> _ACTIVITY_:
Repeat the entries beneath in their entirety, precisely as given.
Segment Start: SOURCE MATERIAL
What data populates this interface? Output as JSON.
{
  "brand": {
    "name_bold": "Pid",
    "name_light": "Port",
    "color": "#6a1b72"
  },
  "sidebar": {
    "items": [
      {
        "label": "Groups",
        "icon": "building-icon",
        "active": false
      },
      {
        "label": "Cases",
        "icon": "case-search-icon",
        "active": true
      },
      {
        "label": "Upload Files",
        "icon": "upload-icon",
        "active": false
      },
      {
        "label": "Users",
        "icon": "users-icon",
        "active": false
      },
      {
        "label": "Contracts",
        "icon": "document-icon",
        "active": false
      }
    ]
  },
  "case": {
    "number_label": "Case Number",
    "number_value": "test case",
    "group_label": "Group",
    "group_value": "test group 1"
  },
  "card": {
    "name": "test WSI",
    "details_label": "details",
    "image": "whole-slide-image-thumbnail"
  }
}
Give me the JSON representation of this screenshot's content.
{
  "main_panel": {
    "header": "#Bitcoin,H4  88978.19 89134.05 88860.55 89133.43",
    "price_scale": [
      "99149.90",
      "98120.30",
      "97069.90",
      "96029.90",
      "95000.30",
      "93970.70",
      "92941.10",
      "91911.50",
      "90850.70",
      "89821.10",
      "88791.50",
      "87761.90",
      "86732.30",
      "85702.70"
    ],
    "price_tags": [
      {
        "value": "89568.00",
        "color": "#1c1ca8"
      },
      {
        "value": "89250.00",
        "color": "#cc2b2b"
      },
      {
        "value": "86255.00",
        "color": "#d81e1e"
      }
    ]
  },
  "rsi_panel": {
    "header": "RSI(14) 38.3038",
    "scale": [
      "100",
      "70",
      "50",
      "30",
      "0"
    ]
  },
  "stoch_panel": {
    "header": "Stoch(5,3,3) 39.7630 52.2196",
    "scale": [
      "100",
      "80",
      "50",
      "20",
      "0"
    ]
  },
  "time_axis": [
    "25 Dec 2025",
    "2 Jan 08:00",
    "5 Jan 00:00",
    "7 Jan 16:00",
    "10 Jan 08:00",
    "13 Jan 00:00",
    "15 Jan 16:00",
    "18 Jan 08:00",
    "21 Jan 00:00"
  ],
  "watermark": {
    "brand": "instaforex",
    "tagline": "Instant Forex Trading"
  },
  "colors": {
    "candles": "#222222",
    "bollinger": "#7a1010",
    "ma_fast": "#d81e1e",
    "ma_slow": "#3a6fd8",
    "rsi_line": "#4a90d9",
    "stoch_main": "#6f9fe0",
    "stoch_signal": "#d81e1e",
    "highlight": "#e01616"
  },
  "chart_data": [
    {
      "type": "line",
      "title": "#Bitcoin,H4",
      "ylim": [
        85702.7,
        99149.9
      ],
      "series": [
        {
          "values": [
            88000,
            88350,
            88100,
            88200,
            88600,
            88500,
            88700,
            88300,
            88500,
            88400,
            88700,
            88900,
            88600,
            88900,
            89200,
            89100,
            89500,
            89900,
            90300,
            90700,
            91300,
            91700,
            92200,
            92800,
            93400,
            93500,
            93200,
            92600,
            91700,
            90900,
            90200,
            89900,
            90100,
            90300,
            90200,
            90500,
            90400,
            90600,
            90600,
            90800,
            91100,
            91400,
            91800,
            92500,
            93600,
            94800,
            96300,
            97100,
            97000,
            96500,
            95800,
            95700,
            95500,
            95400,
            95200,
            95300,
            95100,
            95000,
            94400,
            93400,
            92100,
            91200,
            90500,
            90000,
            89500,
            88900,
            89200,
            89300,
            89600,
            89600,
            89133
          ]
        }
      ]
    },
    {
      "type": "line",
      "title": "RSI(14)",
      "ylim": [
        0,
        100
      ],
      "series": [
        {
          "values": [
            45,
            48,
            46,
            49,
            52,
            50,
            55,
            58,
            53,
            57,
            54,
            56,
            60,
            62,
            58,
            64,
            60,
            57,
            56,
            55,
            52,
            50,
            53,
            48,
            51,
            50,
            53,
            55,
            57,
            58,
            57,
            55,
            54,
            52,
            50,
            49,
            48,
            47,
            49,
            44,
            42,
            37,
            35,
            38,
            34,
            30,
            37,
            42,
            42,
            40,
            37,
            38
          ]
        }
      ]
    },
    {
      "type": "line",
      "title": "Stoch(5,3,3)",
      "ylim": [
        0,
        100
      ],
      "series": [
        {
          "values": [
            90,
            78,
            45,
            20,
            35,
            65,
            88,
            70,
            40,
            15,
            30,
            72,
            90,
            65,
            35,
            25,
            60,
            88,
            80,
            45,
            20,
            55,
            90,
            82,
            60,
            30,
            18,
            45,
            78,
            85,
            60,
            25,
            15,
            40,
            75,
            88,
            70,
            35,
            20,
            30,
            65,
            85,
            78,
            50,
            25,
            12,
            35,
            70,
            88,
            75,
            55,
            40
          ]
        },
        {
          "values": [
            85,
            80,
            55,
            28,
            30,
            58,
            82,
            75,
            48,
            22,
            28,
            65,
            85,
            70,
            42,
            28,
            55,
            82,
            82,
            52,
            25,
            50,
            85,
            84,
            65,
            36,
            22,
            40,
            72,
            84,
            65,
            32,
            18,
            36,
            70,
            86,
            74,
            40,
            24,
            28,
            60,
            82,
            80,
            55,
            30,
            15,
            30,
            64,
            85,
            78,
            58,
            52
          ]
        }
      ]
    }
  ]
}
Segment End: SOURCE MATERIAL
> _RESULT OF THIS EXERCISE_:
What data populates this interface? Output as JSON.
{
  "brand": {
    "name_bold": "Pid",
    "name_light": "Port",
    "color": "#6a1b72"
  },
  "sidebar": {
    "items": [
      {
        "label": "Groups",
        "icon": "building-icon",
        "active": false
      },
      {
        "label": "Cases",
        "icon": "case-search-icon",
        "active": true
      },
      {
        "label": "Upload Files",
        "icon": "upload-icon",
        "active": false
      },
      {
        "label": "Users",
        "icon": "users-icon",
        "active": false
      },
      {
        "label": "Contracts",
        "icon": "document-icon",
        "active": false
      }
    ]
  },
  "case": {
    "number_label": "Case Number",
    "number_value": "test case",
    "group_label": "Group",
    "group_value": "test group 1"
  },
  "card": {
    "name": "test WSI",
    "details_label": "details",
    "image": "whole-slide-image-thumbnail"
  }
}
Give me the JSON representation of this screenshot's content.
{
  "main_panel": {
    "header": "#Bitcoin,H4  88978.19 89134.05 88860.55 89133.43",
    "price_scale": [
      "99149.90",
      "98120.30",
      "97069.90",
      "96029.90",
      "95000.30",
      "93970.70",
      "92941.10",
      "91911.50",
      "90850.70",
      "89821.10",
      "88791.50",
      "87761.90",
      "86732.30",
      "85702.70"
    ],
    "price_tags": [
      {
        "value": "89568.00",
        "color": "#1c1ca8"
      },
      {
        "value": "89250.00",
        "color": "#cc2b2b"
      },
      {
        "value": "86255.00",
        "color": "#d81e1e"
      }
    ]
  },
  "rsi_panel": {
    "header": "RSI(14) 38.3038",
    "scale": [
      "100",
      "70",
      "50",
      "30",
      "0"
    ]
  },
  "stoch_panel": {
    "header": "Stoch(5,3,3) 39.7630 52.2196",
    "scale": [
      "100",
      "80",
      "50",
      "20",
      "0"
    ]
  },
  "time_axis": [
    "25 Dec 2025",
    "2 Jan 08:00",
    "5 Jan 00:00",
    "7 Jan 16:00",
    "10 Jan 08:00",
    "13 Jan 00:00",
    "15 Jan 16:00",
    "18 Jan 08:00",
    "21 Jan 00:00"
  ],
  "watermark": {
    "brand": "instaforex",
    "tagline": "Instant Forex Trading"
  },
  "colors": {
    "candles": "#222222",
    "bollinger": "#7a1010",
    "ma_fast": "#d81e1e",
    "ma_slow": "#3a6fd8",
    "rsi_line": "#4a90d9",
    "stoch_main": "#6f9fe0",
    "stoch_signal": "#d81e1e",
    "highlight": "#e01616"
  },
  "chart_data": [
    {
      "type": "line",
      "title": "#Bitcoin,H4",
      "ylim": [
        85702.7,
        99149.9
      ],
      "series": [
        {
          "values": [
            88000,
            88350,
            88100,
            88200,
            88600,
            88500,
            88700,
            88300,
            88500,
            88400,
            88700,
            88900,
            88600,
            88900,
            89200,
            89100,
            89500,
            89900,
            90300,
            90700,
            91300,
            91700,
            92200,
            92800,
            93400,
            93500,
            93200,
            92600,
            91700,
            90900,
            90200,
            89900,
            90100,
            90300,
            90200,
            90500,
            90400,
            90600,
            90600,
            90800,
            91100,
            91400,
            91800,
            92500,
            93600,
            94800,
            96300,
            97100,
            97000,
            96500,
            95800,
            95700,
            95500,
            95400,
            95200,
            95300,
            95100,
            95000,
            94400,
            93400,
            92100,
            91200,
            90500,
            90000,
            89500,
            88900,
            89200,
            89300,
            89600,
            89600,
            89133
          ]
        }
      ]
    },
    {
      "type": "line",
      "title": "RSI(14)",
      "ylim": [
        0,
        100
      ],
      "series": [
        {
          "values": [
            45,
            48,
            46,
            49,
            52,
            50,
            55,
            58,
            53,
            57,
            54,
            56,
            60,
            62,
            58,
            64,
            60,
            57,
            56,
            55,
            52,
            50,
            53,
            48,
            51,
            50,
            53,
            55,
            57,
            58,
            57,
            55,
            54,
            52,
            50,
            49,
            48,
            47,
            49,
            44,
            42,
            37,
            35,
            38,
            34,
            30,
            37,
            42,
            42,
            40,
            37,
            38
          ]
        }
      ]
    },
    {
      "type": "line",
      "title": "Stoch(5,3,3)",
      "ylim": [
        0,
        100
      ],
      "series": [
        {
          "values": [
            90,
            78,
            45,
            20,
            35,
            65,
            88,
            70,
            40,
            15,
            30,
            72,
            90,
            65,
            35,
            25,
            60,
            88,
            80,
            45,
            20,
            55,
            90,
            82,
            60,
            30,
            18,
            45,
            78,
            85,
            60,
            25,
            15,
            40,
            75,
            88,
            70,
            35,
            20,
            30,
            65,
            85,
            78,
            50,
            25,
            12,
            35,
            70,
            88,
            75,
            55,
            40
          ]
        },
        {
          "values": [
            85,
            80,
            55,
            28,
            30,
            58,
            82,
            75,
            48,
            22,
            28,
            65,
            85,
            70,
            42,
            28,
            55,
            82,
            82,
            52,
            25,
            50,
            85,
            84,
            65,
            36,
            22,
            40,
            72,
            84,
            65,
            32,
            18,
            36,
            70,
            86,
            74,
            40,
            24,
            28,
            60,
            82,
            80,
            55,
            30,
            15,
            30,
            64,
            85,
            78,
            58,
            52
          ]
        }
      ]
    }
  ]
}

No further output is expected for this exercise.